A big part of staying connected to the Word of God, as well as growing in our faith, is staying connected with other believers. We cannot do life alone. Isolation makes it impossible for accountability, encouragement, and growth. Isolation is a poor environment for a growing faith, whereas on the flipside our faith has the opportunity to flourish in authentic community. (Verses on the importance of biblical community: James 5:16, Proverbs 17:17, 27:17, Hebrews 10:24-25)
It’s important to know that in our faith, it’s okay to have questions and not understand everything. There are going to be times it’s hard to trust God, and there are going to be times we have doubts. Our world is filled with so much evil that is hard to understand; God is love, and the unconditionality of it is so much bigger than our understanding. There are going to be things that we physically cannot comprehend. God wants us to bring our questions and doubts to Him. He doesn’t want us to hide because of them: this is a scheme from the Enemy. Mark 9:24 (NIV) gives us a relatable example of a prayer we can pray: “I do believe, help me overcome my unbelief!” Faith means relying on God for the things we cannot comprehend, and believing what the Creator says rather than what creation says. Faith is the lens that allows us to see things unseen and experience things deeper than our understanding. Life is filled with experiences that us humans will never be able to fully explain or comprehend. Life is a combination of shatteringly painful, intensely joyful, and even complacently mundane moments. Faith is the concept and experience that helps us understand there is something beyond understanding: an assurance of things hoped for and conviction of things unseen.

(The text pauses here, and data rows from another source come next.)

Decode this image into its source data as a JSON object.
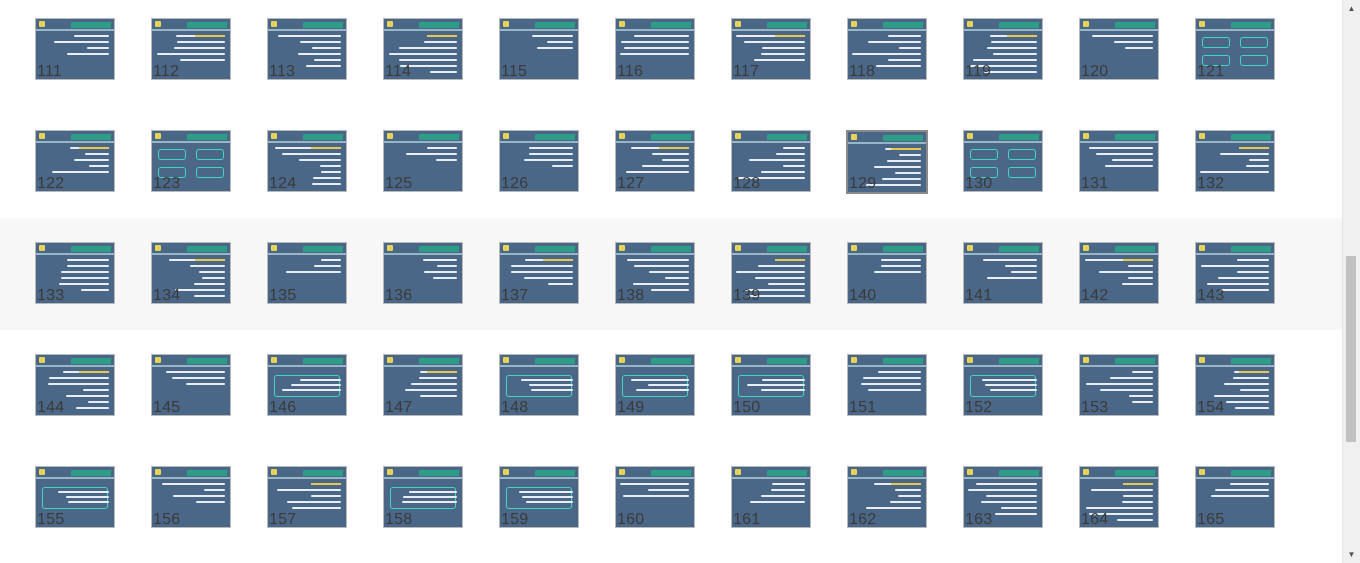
{
  "slides": [
    [
      "111",
      "112",
      "113",
      "114",
      "115",
      "116",
      "117",
      "118",
      "119",
      "120",
      "121"
    ],
    [
      "122",
      "123",
      "124",
      "125",
      "126",
      "127",
      "128",
      "129",
      "130",
      "131",
      "132"
    ],
    [
      "133",
      "134",
      "135",
      "136",
      "137",
      "138",
      "139",
      "140",
      "141",
      "142",
      "143"
    ],
    [
      "144",
      "145",
      "146",
      "147",
      "148",
      "149",
      "150",
      "151",
      "152",
      "153",
      "154"
    ],
    [
      "155",
      "156",
      "157",
      "158",
      "159",
      "160",
      "161",
      "162",
      "163",
      "164",
      "165"
    ]
  ],
  "selected_slide": "129",
  "scrollbar": {
    "up_icon": "▲",
    "down_icon": "▼"
  },
  "colors": {
    "slide_background": "#4b6787",
    "slide_title_bar": "#2e9d88",
    "slide_accent": "#e8d25a",
    "page_background": "#ffffff"
  }
}
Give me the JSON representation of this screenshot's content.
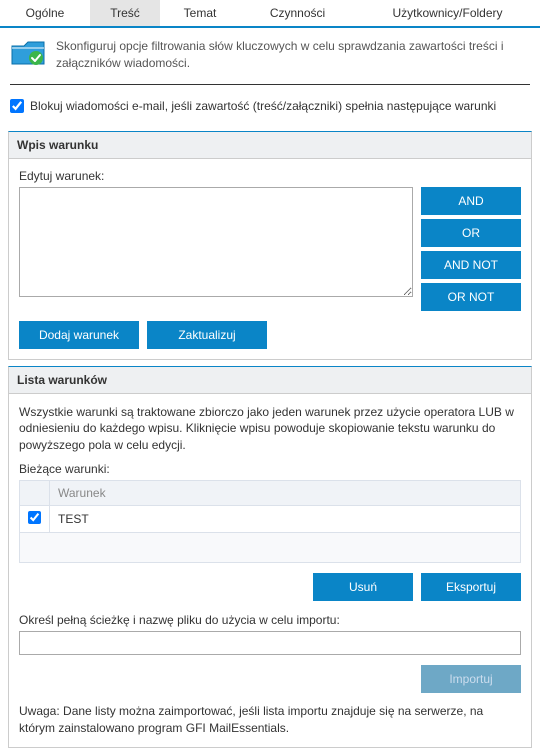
{
  "tabs": {
    "general": "Ogólne",
    "content": "Treść",
    "subject": "Temat",
    "actions": "Czynności",
    "users": "Użytkownicy/Foldery"
  },
  "intro": "Skonfiguruj opcje filtrowania słów kluczowych w celu sprawdzania zawartości treści i załączników wiadomości.",
  "block_checkbox": {
    "checked": true,
    "label": "Blokuj wiadomości e-mail, jeśli zawartość (treść/załączniki) spełnia następujące warunki"
  },
  "entry_section": {
    "title": "Wpis warunku",
    "edit_label": "Edytuj warunek:",
    "textarea_value": "",
    "ops": {
      "and": "AND",
      "or": "OR",
      "andnot": "AND NOT",
      "ornot": "OR NOT"
    },
    "add_btn": "Dodaj warunek",
    "update_btn": "Zaktualizuj"
  },
  "list_section": {
    "title": "Lista warunków",
    "desc": "Wszystkie warunki są traktowane zbiorczo jako jeden warunek przez użycie operatora LUB w odniesieniu do każdego wpisu. Kliknięcie wpisu powoduje skopiowanie tekstu warunku do powyższego pola w celu edycji.",
    "current_label": "Bieżące warunki:",
    "col_condition": "Warunek",
    "rows": [
      {
        "checked": true,
        "text": "TEST"
      }
    ],
    "delete_btn": "Usuń",
    "export_btn": "Eksportuj",
    "import_label": "Określ pełną ścieżkę i nazwę pliku do użycia w celu importu:",
    "import_value": "",
    "import_btn": "Importuj",
    "note": "Uwaga: Dane listy można zaimportować, jeśli lista importu znajduje się na serwerze, na którym zainstalowano program GFI MailEssentials."
  }
}
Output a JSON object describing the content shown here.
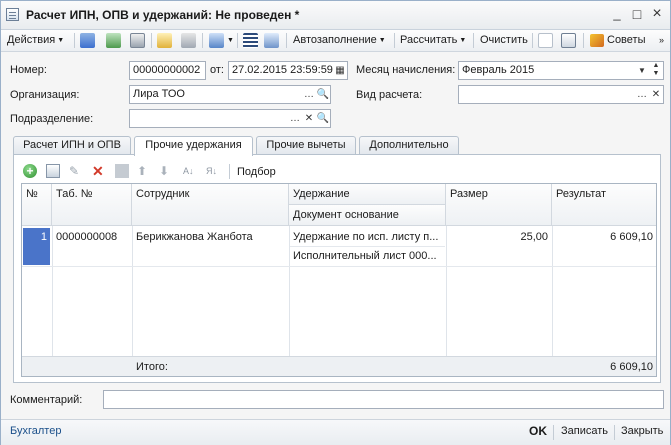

Questions to consider:
What doubts or hard questions are hindering your faith that need to be brought to Jesus?
What hard things has faith helped you to understand or to trust God in (past or present)?
Are you surrounded by community (through community group, mentorship, Bible Studies, accountability partners, etc.) to help strengthen your faith?
Guzik, D. (2022, October 27). Enduring word bible commentary Hebrews chapter 11. Enduring Word. Retrieved January 25, 2023, from https://enduringword.com/bible-commentary/hebrews-11/